* [PROBLEM] The expected answer is every line of the material, reproduced exactly.

* [THE RECORDS]
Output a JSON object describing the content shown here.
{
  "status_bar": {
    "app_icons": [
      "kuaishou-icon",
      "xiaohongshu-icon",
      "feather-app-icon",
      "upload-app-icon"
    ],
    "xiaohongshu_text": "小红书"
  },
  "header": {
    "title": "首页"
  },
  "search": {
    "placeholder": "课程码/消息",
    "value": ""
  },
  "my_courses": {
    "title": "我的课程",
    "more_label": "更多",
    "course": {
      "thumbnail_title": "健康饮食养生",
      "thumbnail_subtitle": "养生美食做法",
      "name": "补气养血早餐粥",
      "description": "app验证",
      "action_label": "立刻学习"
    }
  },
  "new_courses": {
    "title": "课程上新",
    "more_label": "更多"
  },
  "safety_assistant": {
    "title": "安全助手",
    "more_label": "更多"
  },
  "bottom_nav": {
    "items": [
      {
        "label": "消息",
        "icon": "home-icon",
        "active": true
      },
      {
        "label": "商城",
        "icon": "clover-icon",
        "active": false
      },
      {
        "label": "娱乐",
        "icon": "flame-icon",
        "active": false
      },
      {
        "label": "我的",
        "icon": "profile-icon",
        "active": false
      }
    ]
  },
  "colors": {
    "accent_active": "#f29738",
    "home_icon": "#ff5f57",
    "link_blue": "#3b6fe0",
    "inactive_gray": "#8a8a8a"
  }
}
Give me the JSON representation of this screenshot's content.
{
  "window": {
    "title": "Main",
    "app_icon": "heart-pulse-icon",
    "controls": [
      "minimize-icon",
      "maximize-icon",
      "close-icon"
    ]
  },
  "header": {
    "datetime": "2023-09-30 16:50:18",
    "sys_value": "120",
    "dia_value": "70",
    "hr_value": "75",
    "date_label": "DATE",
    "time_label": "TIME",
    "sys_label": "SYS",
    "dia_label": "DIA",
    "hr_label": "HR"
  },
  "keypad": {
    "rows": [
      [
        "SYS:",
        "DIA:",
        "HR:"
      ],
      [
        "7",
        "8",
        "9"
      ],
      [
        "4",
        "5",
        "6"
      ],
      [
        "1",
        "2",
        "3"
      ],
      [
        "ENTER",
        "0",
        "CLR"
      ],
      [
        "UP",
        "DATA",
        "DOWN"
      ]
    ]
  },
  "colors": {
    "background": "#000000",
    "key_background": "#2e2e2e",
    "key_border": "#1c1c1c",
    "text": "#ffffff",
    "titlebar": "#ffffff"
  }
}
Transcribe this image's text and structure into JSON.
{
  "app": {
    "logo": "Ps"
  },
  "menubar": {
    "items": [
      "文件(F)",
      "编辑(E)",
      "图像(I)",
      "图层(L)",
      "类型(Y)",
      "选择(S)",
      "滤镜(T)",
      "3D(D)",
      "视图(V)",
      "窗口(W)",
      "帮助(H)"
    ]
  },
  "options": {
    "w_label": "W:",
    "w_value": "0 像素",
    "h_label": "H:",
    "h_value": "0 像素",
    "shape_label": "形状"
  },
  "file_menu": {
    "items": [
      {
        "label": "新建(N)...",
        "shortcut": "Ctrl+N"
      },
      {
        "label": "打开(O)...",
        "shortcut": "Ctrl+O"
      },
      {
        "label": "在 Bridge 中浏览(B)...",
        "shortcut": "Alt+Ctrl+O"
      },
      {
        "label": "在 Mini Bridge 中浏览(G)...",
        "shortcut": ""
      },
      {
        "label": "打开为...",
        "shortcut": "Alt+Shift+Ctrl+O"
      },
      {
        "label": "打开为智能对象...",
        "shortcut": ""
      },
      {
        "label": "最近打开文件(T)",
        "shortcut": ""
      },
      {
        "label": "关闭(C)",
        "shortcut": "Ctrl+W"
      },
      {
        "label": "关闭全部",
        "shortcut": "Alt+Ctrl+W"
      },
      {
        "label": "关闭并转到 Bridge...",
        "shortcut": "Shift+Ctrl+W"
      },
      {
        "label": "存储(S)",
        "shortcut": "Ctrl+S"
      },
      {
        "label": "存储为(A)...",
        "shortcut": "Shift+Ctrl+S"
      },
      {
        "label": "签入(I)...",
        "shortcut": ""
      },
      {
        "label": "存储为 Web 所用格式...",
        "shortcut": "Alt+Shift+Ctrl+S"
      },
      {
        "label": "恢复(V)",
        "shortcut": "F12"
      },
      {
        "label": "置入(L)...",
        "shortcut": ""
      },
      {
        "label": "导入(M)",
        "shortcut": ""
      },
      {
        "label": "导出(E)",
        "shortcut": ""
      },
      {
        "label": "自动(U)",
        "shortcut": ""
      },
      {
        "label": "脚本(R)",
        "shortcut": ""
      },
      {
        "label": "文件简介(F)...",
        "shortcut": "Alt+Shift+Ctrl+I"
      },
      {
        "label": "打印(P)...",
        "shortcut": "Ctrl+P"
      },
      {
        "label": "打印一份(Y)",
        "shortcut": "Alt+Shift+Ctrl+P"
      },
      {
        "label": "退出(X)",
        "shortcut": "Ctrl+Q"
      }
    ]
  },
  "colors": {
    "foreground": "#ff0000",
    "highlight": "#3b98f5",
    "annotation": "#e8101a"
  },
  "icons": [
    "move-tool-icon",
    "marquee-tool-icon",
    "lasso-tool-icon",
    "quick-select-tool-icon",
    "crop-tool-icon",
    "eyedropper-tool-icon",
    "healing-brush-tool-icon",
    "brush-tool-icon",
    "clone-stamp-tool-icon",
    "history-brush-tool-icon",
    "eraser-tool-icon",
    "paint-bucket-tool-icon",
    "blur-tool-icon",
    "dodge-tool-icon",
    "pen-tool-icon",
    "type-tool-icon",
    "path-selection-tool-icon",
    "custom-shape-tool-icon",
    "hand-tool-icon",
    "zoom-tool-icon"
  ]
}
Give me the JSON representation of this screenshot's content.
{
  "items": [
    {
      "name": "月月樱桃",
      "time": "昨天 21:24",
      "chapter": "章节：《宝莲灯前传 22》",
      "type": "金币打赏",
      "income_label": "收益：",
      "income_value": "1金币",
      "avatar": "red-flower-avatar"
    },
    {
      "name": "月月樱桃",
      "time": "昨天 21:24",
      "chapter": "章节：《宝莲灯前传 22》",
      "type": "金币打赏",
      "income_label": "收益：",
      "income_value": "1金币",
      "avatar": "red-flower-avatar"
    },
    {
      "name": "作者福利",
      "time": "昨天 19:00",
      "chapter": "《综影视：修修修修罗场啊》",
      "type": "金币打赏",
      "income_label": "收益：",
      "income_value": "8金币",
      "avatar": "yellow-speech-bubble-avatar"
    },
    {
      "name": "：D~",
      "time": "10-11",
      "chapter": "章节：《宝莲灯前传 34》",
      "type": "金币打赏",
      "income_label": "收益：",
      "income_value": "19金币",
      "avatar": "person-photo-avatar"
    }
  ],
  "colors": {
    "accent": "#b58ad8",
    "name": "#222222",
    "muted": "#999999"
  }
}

* [OUTPUT OF THE TASK]
Output a JSON object describing the content shown here.
{
  "status_bar": {
    "app_icons": [
      "kuaishou-icon",
      "xiaohongshu-icon",
      "feather-app-icon",
      "upload-app-icon"
    ],
    "xiaohongshu_text": "小红书"
  },
  "header": {
    "title": "首页"
  },
  "search": {
    "placeholder": "课程码/消息",
    "value": ""
  },
  "my_courses": {
    "title": "我的课程",
    "more_label": "更多",
    "course": {
      "thumbnail_title": "健康饮食养生",
      "thumbnail_subtitle": "养生美食做法",
      "name": "补气养血早餐粥",
      "description": "app验证",
      "action_label": "立刻学习"
    }
  },
  "new_courses": {
    "title": "课程上新",
    "more_label": "更多"
  },
  "safety_assistant": {
    "title": "安全助手",
    "more_label": "更多"
  },
  "bottom_nav": {
    "items": [
      {
        "label": "消息",
        "icon": "home-icon",
        "active": true
      },
      {
        "label": "商城",
        "icon": "clover-icon",
        "active": false
      },
      {
        "label": "娱乐",
        "icon": "flame-icon",
        "active": false
      },
      {
        "label": "我的",
        "icon": "profile-icon",
        "active": false
      }
    ]
  },
  "colors": {
    "accent_active": "#f29738",
    "home_icon": "#ff5f57",
    "link_blue": "#3b6fe0",
    "inactive_gray": "#8a8a8a"
  }
}
Give me the JSON representation of this screenshot's content.
{
  "window": {
    "title": "Main",
    "app_icon": "heart-pulse-icon",
    "controls": [
      "minimize-icon",
      "maximize-icon",
      "close-icon"
    ]
  },
  "header": {
    "datetime": "2023-09-30 16:50:18",
    "sys_value": "120",
    "dia_value": "70",
    "hr_value": "75",
    "date_label": "DATE",
    "time_label": "TIME",
    "sys_label": "SYS",
    "dia_label": "DIA",
    "hr_label": "HR"
  },
  "keypad": {
    "rows": [
      [
        "SYS:",
        "DIA:",
        "HR:"
      ],
      [
        "7",
        "8",
        "9"
      ],
      [
        "4",
        "5",
        "6"
      ],
      [
        "1",
        "2",
        "3"
      ],
      [
        "ENTER",
        "0",
        "CLR"
      ],
      [
        "UP",
        "DATA",
        "DOWN"
      ]
    ]
  },
  "colors": {
    "background": "#000000",
    "key_background": "#2e2e2e",
    "key_border": "#1c1c1c",
    "text": "#ffffff",
    "titlebar": "#ffffff"
  }
}
Transcribe this image's text and structure into JSON.
{
  "app": {
    "logo": "Ps"
  },
  "menubar": {
    "items": [
      "文件(F)",
      "编辑(E)",
      "图像(I)",
      "图层(L)",
      "类型(Y)",
      "选择(S)",
      "滤镜(T)",
      "3D(D)",
      "视图(V)",
      "窗口(W)",
      "帮助(H)"
    ]
  },
  "options": {
    "w_label": "W:",
    "w_value": "0 像素",
    "h_label": "H:",
    "h_value": "0 像素",
    "shape_label": "形状"
  },
  "file_menu": {
    "items": [
      {
        "label": "新建(N)...",
        "shortcut": "Ctrl+N"
      },
      {
        "label": "打开(O)...",
        "shortcut": "Ctrl+O"
      },
      {
        "label": "在 Bridge 中浏览(B)...",
        "shortcut": "Alt+Ctrl+O"
      },
      {
        "label": "在 Mini Bridge 中浏览(G)...",
        "shortcut": ""
      },
      {
        "label": "打开为...",
        "shortcut": "Alt+Shift+Ctrl+O"
      },
      {
        "label": "打开为智能对象...",
        "shortcut": ""
      },
      {
        "label": "最近打开文件(T)",
        "shortcut": ""
      },
      {
        "label": "关闭(C)",
        "shortcut": "Ctrl+W"
      },
      {
        "label": "关闭全部",
        "shortcut": "Alt+Ctrl+W"
      },
      {
        "label": "关闭并转到 Bridge...",
        "shortcut": "Shift+Ctrl+W"
      },
      {
        "label": "存储(S)",
        "shortcut": "Ctrl+S"
      },
      {
        "label": "存储为(A)...",
        "shortcut": "Shift+Ctrl+S"
      },
      {
        "label": "签入(I)...",
        "shortcut": ""
      },
      {
        "label": "存储为 Web 所用格式...",
        "shortcut": "Alt+Shift+Ctrl+S"
      },
      {
        "label": "恢复(V)",
        "shortcut": "F12"
      },
      {
        "label": "置入(L)...",
        "shortcut": ""
      },
      {
        "label": "导入(M)",
        "shortcut": ""
      },
      {
        "label": "导出(E)",
        "shortcut": ""
      },
      {
        "label": "自动(U)",
        "shortcut": ""
      },
      {
        "label": "脚本(R)",
        "shortcut": ""
      },
      {
        "label": "文件简介(F)...",
        "shortcut": "Alt+Shift+Ctrl+I"
      },
      {
        "label": "打印(P)...",
        "shortcut": "Ctrl+P"
      },
      {
        "label": "打印一份(Y)",
        "shortcut": "Alt+Shift+Ctrl+P"
      },
      {
        "label": "退出(X)",
        "shortcut": "Ctrl+Q"
      }
    ]
  },
  "colors": {
    "foreground": "#ff0000",
    "highlight": "#3b98f5",
    "annotation": "#e8101a"
  },
  "icons": [
    "move-tool-icon",
    "marquee-tool-icon",
    "lasso-tool-icon",
    "quick-select-tool-icon",
    "crop-tool-icon",
    "eyedropper-tool-icon",
    "healing-brush-tool-icon",
    "brush-tool-icon",
    "clone-stamp-tool-icon",
    "history-brush-tool-icon",
    "eraser-tool-icon",
    "paint-bucket-tool-icon",
    "blur-tool-icon",
    "dodge-tool-icon",
    "pen-tool-icon",
    "type-tool-icon",
    "path-selection-tool-icon",
    "custom-shape-tool-icon",
    "hand-tool-icon",
    "zoom-tool-icon"
  ]
}
Give me the JSON representation of this screenshot's content.
{
  "items": [
    {
      "name": "月月樱桃",
      "time": "昨天 21:24",
      "chapter": "章节：《宝莲灯前传 22》",
      "type": "金币打赏",
      "income_label": "收益：",
      "income_value": "1金币",
      "avatar": "red-flower-avatar"
    },
    {
      "name": "月月樱桃",
      "time": "昨天 21:24",
      "chapter": "章节：《宝莲灯前传 22》",
      "type": "金币打赏",
      "income_label": "收益：",
      "income_value": "1金币",
      "avatar": "red-flower-avatar"
    },
    {
      "name": "作者福利",
      "time": "昨天 19:00",
      "chapter": "《综影视：修修修修罗场啊》",
      "type": "金币打赏",
      "income_label": "收益：",
      "income_value": "8金币",
      "avatar": "yellow-speech-bubble-avatar"
    },
    {
      "name": "：D~",
      "time": "10-11",
      "chapter": "章节：《宝莲灯前传 34》",
      "type": "金币打赏",
      "income_label": "收益：",
      "income_value": "19金币",
      "avatar": "person-photo-avatar"
    }
  ],
  "colors": {
    "accent": "#b58ad8",
    "name": "#222222",
    "muted": "#999999"
  }
}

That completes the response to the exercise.